Clutter removal is one of the most important aspects of staging your home, but some people make the mistake of moving their mementos and knickknacks to closets or the basement. However, those are areas that potential buyers will be sure to check out. It’s smarter to rent a storage unit or cube to store those things while showing your home. Without clutter, your home will seem roomier, and buyers will be able to envision themselves and their belongings their, not just yours.

Float Furniture

A classic staging trick is known as floating furniture. Pull your furniture a few inches away from the walls and anchor it with an area rug. Remember that this rug should be large enough that all of your furniture can comfortably fit on it. Floating furniture makes the room look big while creating a cozy space for living.

Brighten It Up

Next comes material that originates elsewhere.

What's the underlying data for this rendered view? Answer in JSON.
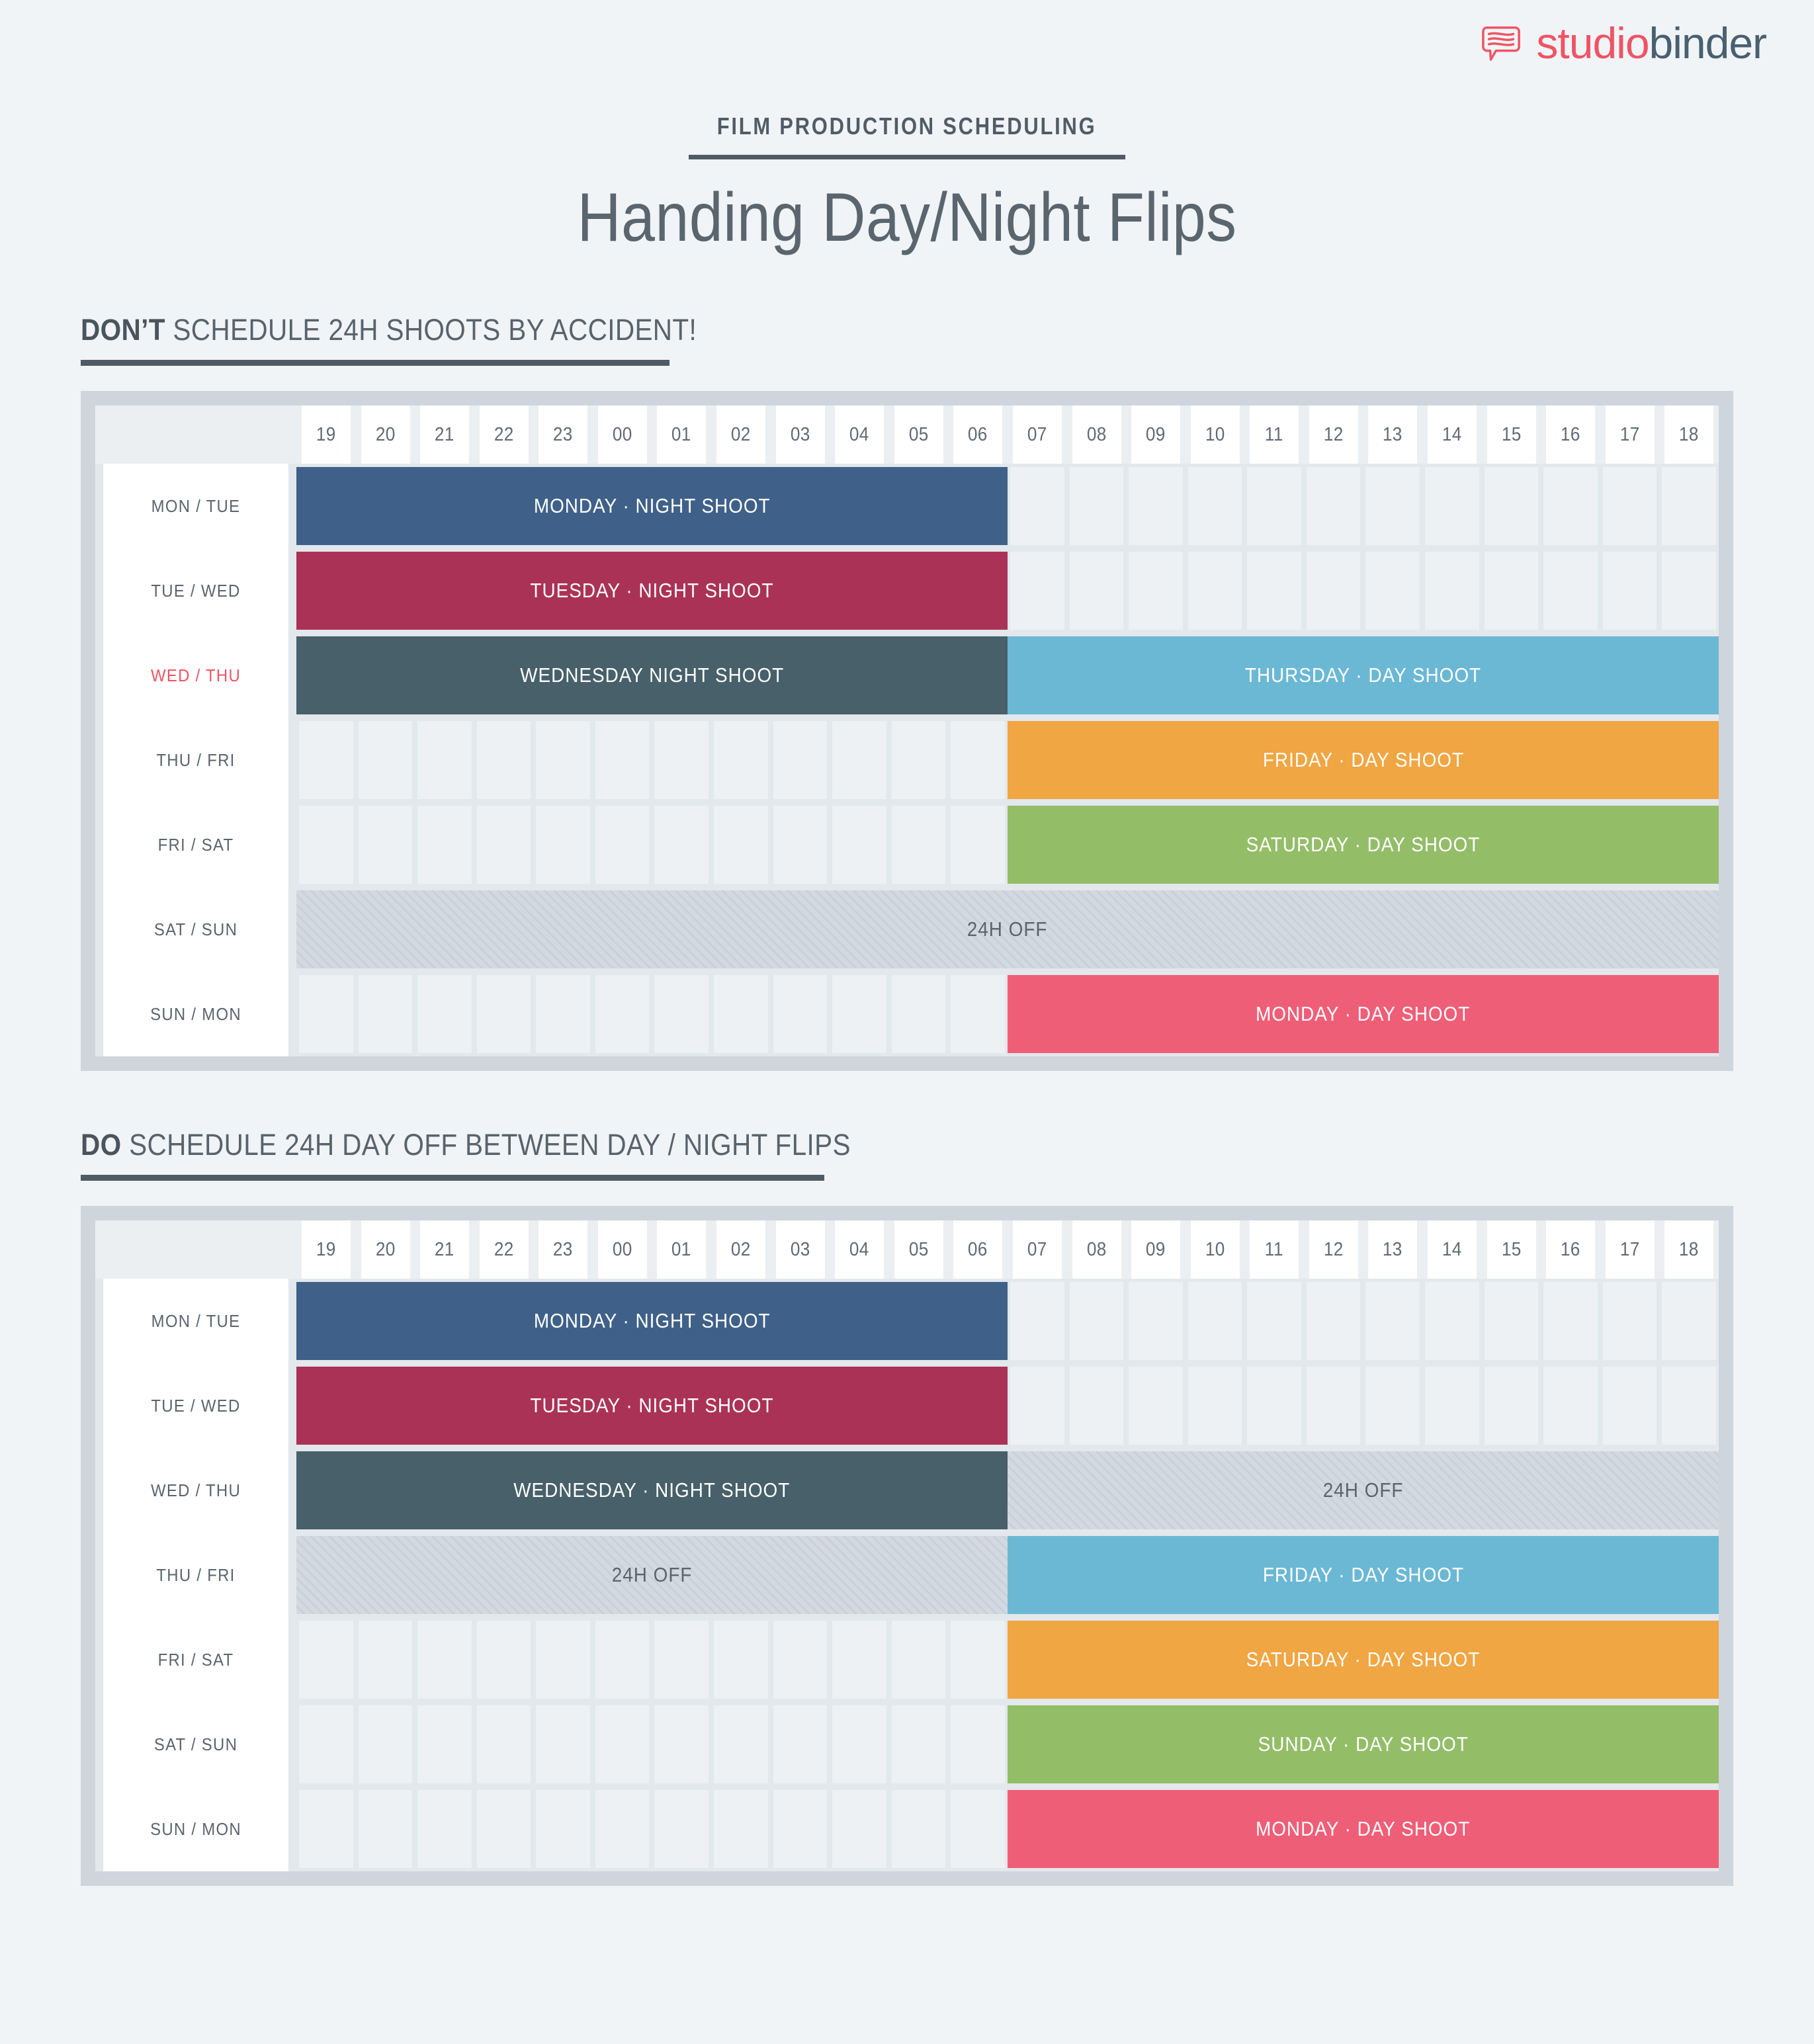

Any room looks more appealing when bright. Open all your blinds and curtains and turn on every light in the home, even those in bathrooms and closets. Consider cleaning or replacing lampshades and dusting lightbulbs and fixtures to produce the most light as well.

Of course, you shouldn’t forget about your home’s curb appeal either when it comes time to sell.

This article was originally published on JasonCohenPittsburgh.org

Tips To Help You Boost The Value Of Your Home

Whether a house is recently purchased or has been lived in for a while, the fastest way to increase its value is with a plan. Upgrades made intentionally rather than on impulse are more effective overall. Start slowly, making a list and prioritizing. Do research or talk to realtors after the plan is formulated so that the return on these improvements can be discovered. Some improvements add more to a home’s value than others.

Redo the Kitchen

Buyers of all sorts have focused on the kitchen for a long time and it still holds sway over the most recent wave of new homeowners. A new suite of appliances, a new countertop, and fresh flooring, all result in a new look that is coordinated and invigorated from its past incarnation. A fresh coat of paint on cabinets or walls, with updated hardware, also breathes new life into a kitchen.

Enliven Floor Plans

Millennials wanted an updated kitchen first and foremost; an open floor plan that featured flexible living space was only second on their list of desired features. One means of adding usable square footage is by finishing a basement. Attic conversions are also an option. It is important to remember that a basement can cost between $10,000 and about $27,000 to convert, depending on its size, while an average attic conversion cost almost twice that.

Lower Energy Costs

Saving money currently and making more when selling the house down the line is always desirable, and this is achieved by lowering the home’s energy costs. Younger buyers look for R-Values on insulation and for windows that have low-E coatings, both of which are effective efficiency measures. Water heating is also important, as it accounts for 15% of a typical home’s energy costs.

Clean Things Up

While many means of boosting a home’s value involve redoing rooms and repurposing spaces, a simple step that can be overlooked is simply making things look fresh and new through a thorough cleaning. Wash the house, its windows, its walks and driveway, and its fence if there is one. Add fresh paint where necessary. Especially if a home is going on the market, making it look clean is a relatively easy means of increasing curb appeal.

This article was originally published on JasonCohenPittsburgh.net